Even though New York still has not adopted new drilling regulations, and likely won’t until late this year, and even though drilling will not begin until 2012 at the earliest, New York politicians are lining up to dip their hands into driller’s and landowners’ pockets. The latest example is New York State Comptroller Thomas DiNapoli who has proposed a bill to the state legislature to create a driller-funded pool of money (i.e. a new tax on drillers) to cover the cost of any future accidents that may (or may not) happen because of drilling.

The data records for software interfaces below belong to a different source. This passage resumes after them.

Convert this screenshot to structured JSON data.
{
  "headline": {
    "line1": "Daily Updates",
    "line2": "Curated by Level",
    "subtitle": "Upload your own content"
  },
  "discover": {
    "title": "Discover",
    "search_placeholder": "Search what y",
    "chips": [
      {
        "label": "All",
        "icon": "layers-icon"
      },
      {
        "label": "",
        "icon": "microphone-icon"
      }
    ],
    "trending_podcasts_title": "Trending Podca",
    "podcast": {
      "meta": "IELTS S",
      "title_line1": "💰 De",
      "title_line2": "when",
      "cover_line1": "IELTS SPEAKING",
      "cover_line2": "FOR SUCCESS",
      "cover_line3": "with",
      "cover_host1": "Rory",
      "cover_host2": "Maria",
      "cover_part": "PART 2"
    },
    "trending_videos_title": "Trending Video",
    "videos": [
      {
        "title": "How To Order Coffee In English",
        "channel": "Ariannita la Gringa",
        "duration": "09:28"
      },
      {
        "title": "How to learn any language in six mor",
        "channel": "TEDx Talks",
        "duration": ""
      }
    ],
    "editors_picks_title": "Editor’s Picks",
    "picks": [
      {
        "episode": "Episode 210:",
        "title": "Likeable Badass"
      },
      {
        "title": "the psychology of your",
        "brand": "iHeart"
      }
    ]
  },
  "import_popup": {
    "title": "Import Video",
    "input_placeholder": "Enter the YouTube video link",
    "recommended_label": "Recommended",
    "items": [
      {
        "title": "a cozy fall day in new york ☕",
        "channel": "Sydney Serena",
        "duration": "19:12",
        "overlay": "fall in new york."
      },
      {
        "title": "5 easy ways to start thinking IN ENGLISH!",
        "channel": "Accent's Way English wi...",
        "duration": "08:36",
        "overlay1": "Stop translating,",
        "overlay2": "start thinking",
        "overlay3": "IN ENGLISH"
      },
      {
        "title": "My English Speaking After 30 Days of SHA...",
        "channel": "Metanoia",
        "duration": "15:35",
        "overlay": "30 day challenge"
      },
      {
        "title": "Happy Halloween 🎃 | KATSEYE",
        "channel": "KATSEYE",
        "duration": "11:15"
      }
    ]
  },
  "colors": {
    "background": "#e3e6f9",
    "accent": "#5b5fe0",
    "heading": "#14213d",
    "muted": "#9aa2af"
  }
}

The problem, of course, is that any pool of money in Albany—home of politicians with sticky fingers—has a half-life of about 30 minutes before it will be borrowed, moved from one side of the ledger to the other, or otherwise disappear.
The bill, proposed by Comptroller Thomas DiNapoli, would allow the state to create the fund by tacking on a surcharge to permit fees for natural gas companies and other production facilities.

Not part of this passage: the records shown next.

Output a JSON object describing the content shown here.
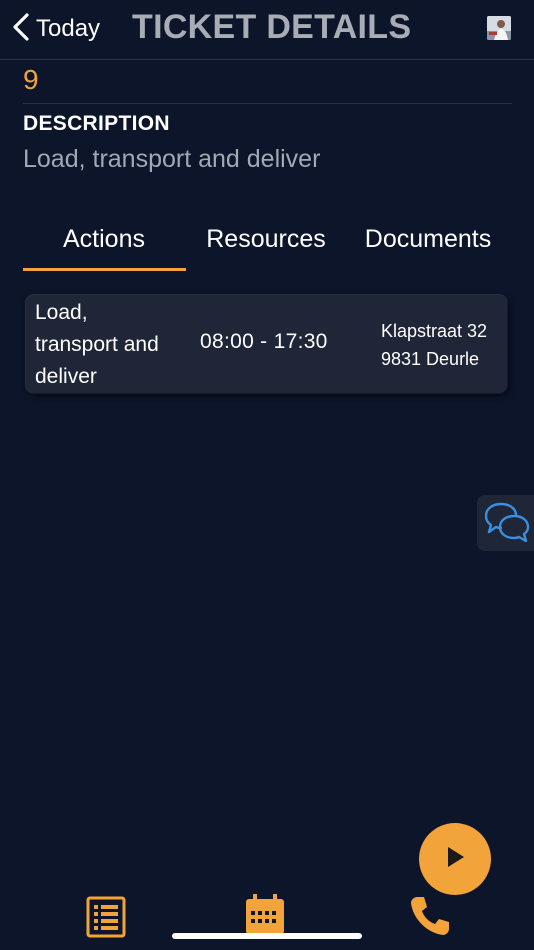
{
  "header": {
    "back_label": "Today",
    "title": "TICKET DETAILS"
  },
  "ticket": {
    "number": "9",
    "description_label": "DESCRIPTION",
    "description": "Load, transport and deliver"
  },
  "tabs": [
    {
      "label": "Actions",
      "active": true
    },
    {
      "label": "Resources",
      "active": false
    },
    {
      "label": "Documents",
      "active": false
    }
  ],
  "actions": [
    {
      "name": "Load, transport and deliver",
      "time": "08:00 - 17:30",
      "address_line1": "Klapstraat 32",
      "address_line2": "9831 Deurle"
    }
  ],
  "icons": {
    "back": "chevron-left-icon",
    "avatar": "user-avatar",
    "chat": "chat-bubbles-icon",
    "play": "play-icon",
    "list": "list-icon",
    "calendar": "calendar-icon",
    "phone": "phone-icon"
  },
  "colors": {
    "background": "#0c1529",
    "accent": "#f2a33a",
    "card": "#1e2637",
    "title": "#a7acb5",
    "chat_icon": "#3a8fe0"
  }
}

The fund would then cover the cost of any cleanup work from accidents during gas drilling or hydraulic fracturing if the cause of the contamination couldn’t be immediately identified, or if the responsible party refused to pay. The state Attorney General’s Office would later determine who is responsible and sue for damages, with any money recovered going back into the cleanup fund.
DiNapoli said the proposal is modeled after the state’s oil spill fund. The bill would allow for leaseholders or other landowners to seek claims if drilling accidents were to occur, he said.
"Unlike protections for those who suffer from an oil spill, we don’t have a similar recovery and compensation fund for incidents involving natural gas extraction," DiNapoli said. "So we’re trying to provide a level playing field."
But the head of the state Independent Oil & Gas Association called the bill "premature" and said there is "simply no basis for such a fund at this time."
"The proposal does not take into account existing permit requirements, which address bonding for site reclamation, and it does not acknowledge existing environmental, criminal and civil law, which holds businesses accountable on many levels," IOGA Executive Director Brad Gill said in a statement.*
*Elmira Star-Gazette (Aug 9, 2011) – N.Y. plan promotes fund to cover gas-drilling accidents